On 13 December 1938 ONCE, an organisation to provide assistance to blind people in Spain, was created.
A government decree endorsed its foundation and granted the then national organisation of the blind the right to sell the so-called "pro-blind" lottery tickets, to provide members with a livelihood. The very first draw was held on 8 May 1939.
ONCE stands for Organización Nacional de Ciegos Españoles (national organisation for Spanish blind people).
Although ONCE now has several gambling products available, the organisation's traditional product is the charity lottery ticket known throughout Spain as the 'cupón'.
Sales of the ticket are the main source of income for ONCE and can carry huge tax-exempt cash prizes. The draw has different tickets for different days of the week, a special weekend ticket as well as special tickets with higher prizes at different times of year.
The draw has for many years been broadcast live every night on Spanish TV channels, including Telecinco, Cuatro and CNN+. From January 3, 2017, it has been shown on the Spanish television channel La 1.
The basic graphic designs on the cupón are always the same, but the theme changes to correspond to current events, for example when the Euro became legal tender in 2002, or cultural references such as national or local monuments. Collecting old issues of the cupón has become a hobby for many people in Spain.
In September 2013, coinciding with the organisation's 75th anniversary, ONCE was awarded Spain's Príncipe de Asturias prize for Concord.
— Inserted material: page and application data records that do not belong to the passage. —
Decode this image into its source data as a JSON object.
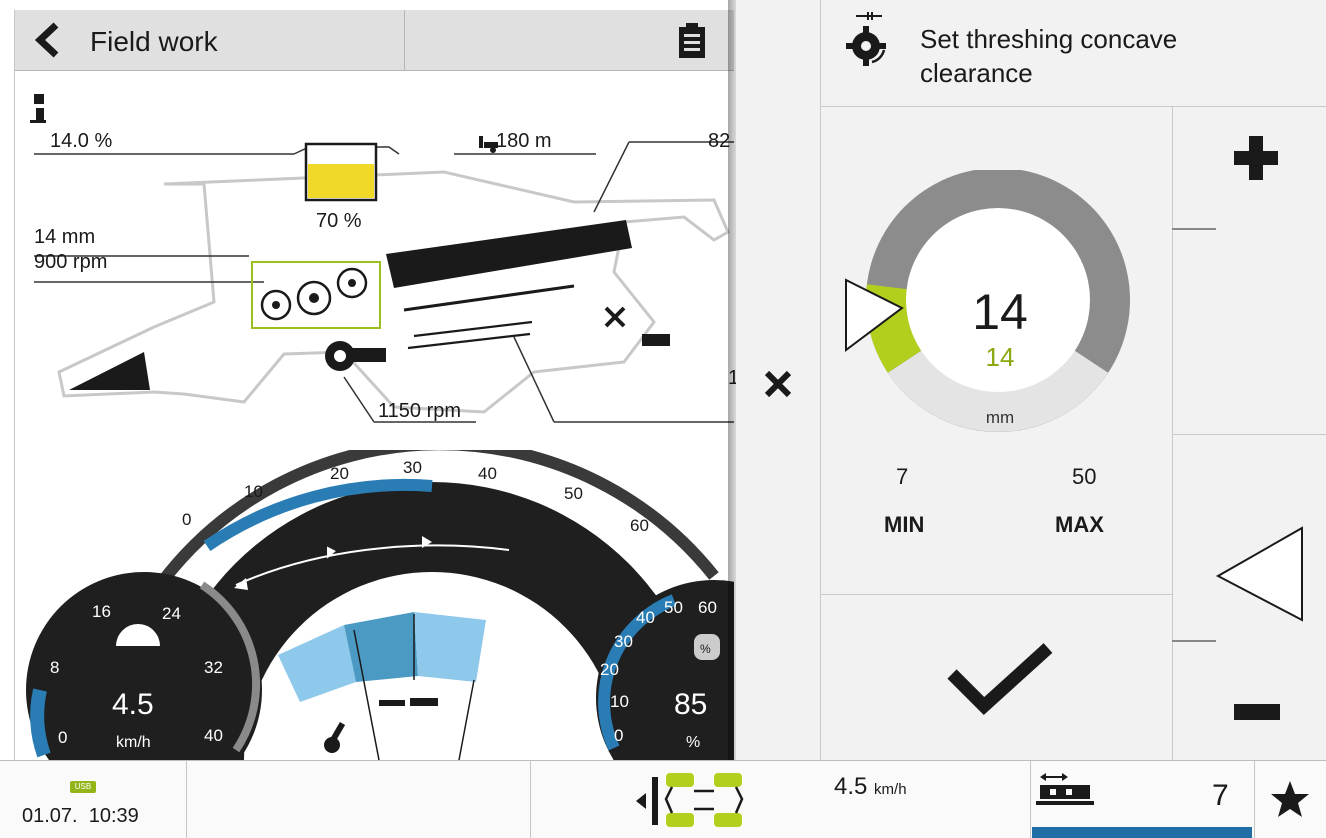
{
  "header": {
    "title": "Field work"
  },
  "machine": {
    "moisture": "14.0 %",
    "distance": "180 m",
    "right_value": "82",
    "grain_tank": "70 %",
    "concave_mm": "14 mm",
    "drum_rpm": "900 rpm",
    "fan_rpm": "1150 rpm",
    "edge_value": "1"
  },
  "dashboard": {
    "main_scale": [
      "0",
      "10",
      "20",
      "30",
      "40",
      "50",
      "60"
    ],
    "speed_scale": [
      "8",
      "16",
      "24",
      "32",
      "40",
      "0"
    ],
    "speed_value": "4.5",
    "speed_unit": "km/h",
    "load_scale": [
      "10",
      "20",
      "30",
      "40",
      "50",
      "60",
      "0"
    ],
    "load_value": "85",
    "load_unit": "%"
  },
  "panel": {
    "title": "Set threshing concave clearance",
    "current_value": "14",
    "set_value": "14",
    "unit": "mm",
    "min_value": "7",
    "max_value": "50",
    "min_label": "MIN",
    "max_label": "MAX",
    "level_fraction": 0.163
  },
  "status_bar": {
    "usb_label": "USB",
    "date": "01.07.",
    "time": "10:39",
    "speed": "4.5",
    "speed_unit": "km/h",
    "working_width": "7"
  },
  "colors": {
    "accent_green": "#b3cf1e",
    "accent_blue": "#2a7db4",
    "dark": "#1a1a1a"
  }
}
From 1989 to 2003 ONCE sponsored one of Spain's leading cycling teams.
As of September 2013, membership of the organisation was 71,460 people, of whom 40 per cent were over the age of 65.
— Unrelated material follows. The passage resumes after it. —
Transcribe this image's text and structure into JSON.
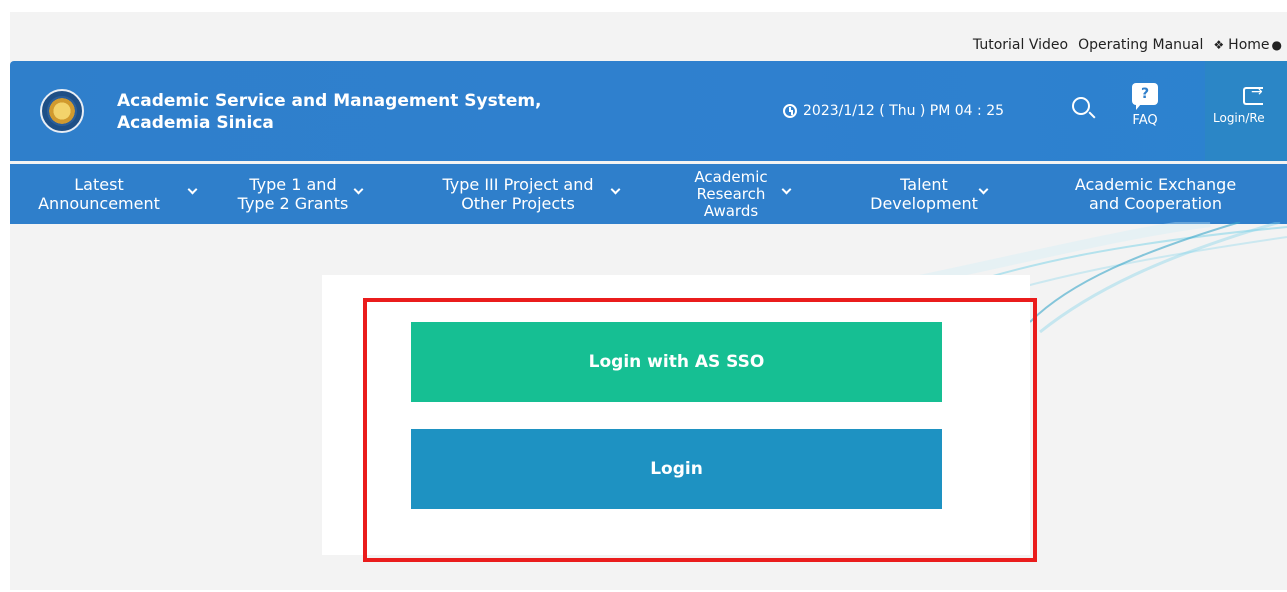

ONCE, whose work includes providing guide dogs for blind and visually impaired people, is made up of three pillars: the Directorate-General; the Foundation; and CEOSA, ONCE's business corporation. This employs over 136,000 staff, of whom 88.5 per cent are people with disabilities.
ONCE continues to raise funds to provide services for the blind and people with serious visual impairment, as well as those with other disabilities, and sellers are a familiar sight in all Spanish towns, cities and villages.